Hi Prof. Peter,
I am referring to the 4th Edition of the Corporate Finance textbook (https://www.amazon.com/Corporate-Finance-4th-Pearson-Standalone/dp/013408327X),
Chapter 23 under 23.2 “The Initial Public Offering”, section “valuation” which said:
Before the offer price is set, the underwriters work closely with the company to come up with a price range that they believe provides a reasonable valuation for the firm using the techniques described in Chapter 9. As we pointed out in that chapter, there are two ways to value a company: estimate the future cash flows and compute the present value, or estimate the value by examining comparable companies. Most underwriters use both techniques. However, when these techniques give substantially different answers, they often rely on comparables based on recent IPOs.
However, when looking into Chapter 9, I do not find any mention about pre-money and post-money valuation.
Normally, for IPO purposes, since the company is going to issue new shares to be offered to the public, instead of the existing shareholders selling their shares to the public (Note: they could do so, post IPO, and there could be a lock-up period, let’s say, one year in certain country, for existing shareholder to be not being able to sell their shares), it is important to see how much the value of the company before and after the IPO proceeds flowing into the company’s bank account. The planned use of the IPO proceeds will be required to be disclosed in the prospectus and this will impact the IPO valuation, as the analyst needs to assess how much the added value of that use to the whole valuation.
The reply from Prof.

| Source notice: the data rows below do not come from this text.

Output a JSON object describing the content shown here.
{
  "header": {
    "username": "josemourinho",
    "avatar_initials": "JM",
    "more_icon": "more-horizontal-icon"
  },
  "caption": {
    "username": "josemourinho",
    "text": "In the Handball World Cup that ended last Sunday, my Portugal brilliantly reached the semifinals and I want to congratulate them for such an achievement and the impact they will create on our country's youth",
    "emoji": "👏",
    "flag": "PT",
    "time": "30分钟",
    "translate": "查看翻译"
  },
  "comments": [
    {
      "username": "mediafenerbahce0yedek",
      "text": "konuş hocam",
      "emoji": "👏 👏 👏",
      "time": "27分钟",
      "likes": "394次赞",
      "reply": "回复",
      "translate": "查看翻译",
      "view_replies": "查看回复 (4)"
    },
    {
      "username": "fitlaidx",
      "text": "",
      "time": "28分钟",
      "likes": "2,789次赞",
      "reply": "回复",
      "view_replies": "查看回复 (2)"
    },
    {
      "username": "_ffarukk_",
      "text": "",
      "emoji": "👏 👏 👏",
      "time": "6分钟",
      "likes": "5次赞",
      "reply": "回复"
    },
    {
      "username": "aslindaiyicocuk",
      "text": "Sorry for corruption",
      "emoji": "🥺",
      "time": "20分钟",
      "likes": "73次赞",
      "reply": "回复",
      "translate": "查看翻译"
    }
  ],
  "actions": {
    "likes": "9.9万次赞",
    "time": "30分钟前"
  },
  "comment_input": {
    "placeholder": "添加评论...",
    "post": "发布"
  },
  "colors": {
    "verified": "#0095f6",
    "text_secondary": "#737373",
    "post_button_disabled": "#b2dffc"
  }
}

Peter
Yes, it is a good point worth mentioning that the value will be based on the anticipated future cash flows given any new investment. (Alternatively, the new cash raised will contribute to the equity value over and above existing enterprise value.)
Hi Prof. Peter,
This IPO valuation (or pricing in reality in view of limited number of shares being put on offer for sales to the public, resulting in the working of demand and supply law) is really interesting, though I see the Corporate Finance textbook is quite little in bringing to really appreciate it.
This IPO pricing is essentially about what the company would like to do with the IPO proceeds.
In general, we could separate the use of that IPO proceeds into:
- Financing a project/business totally separated from the company’s existing projects/business.
- Financing/refinancing current business, for example, the expansion in the same business line (opening more stores, financing working capital, capital expenditures), and/or paying down the bank loans
- The combination of No. 1 and No. 2 above.
In the case of No. 1 above, and assuming there is no positive/negative synergy with the current business/project, then the IPO pricing will really look into the added value (=NPV) of that new ventures divided by the number of newly issued shares.
In the case of No. 2 above, then we need to look at the equity value after being added with the NPV brought in by the expansion, etc., after factored into the valuation, the plus and minus of the synergy value. As a note, the NPV of the project will ultimately go to the equity shareholders or investors (Note: NPV project = NPV investors only holds if market value of the debt is identical to book value of the debt. If the debt is traded one, such as bonds, then this could not hold). Then the IPO pricing is the new equity value divided by the total number of common shares (current shares + new shares).
Jakarta, August 2017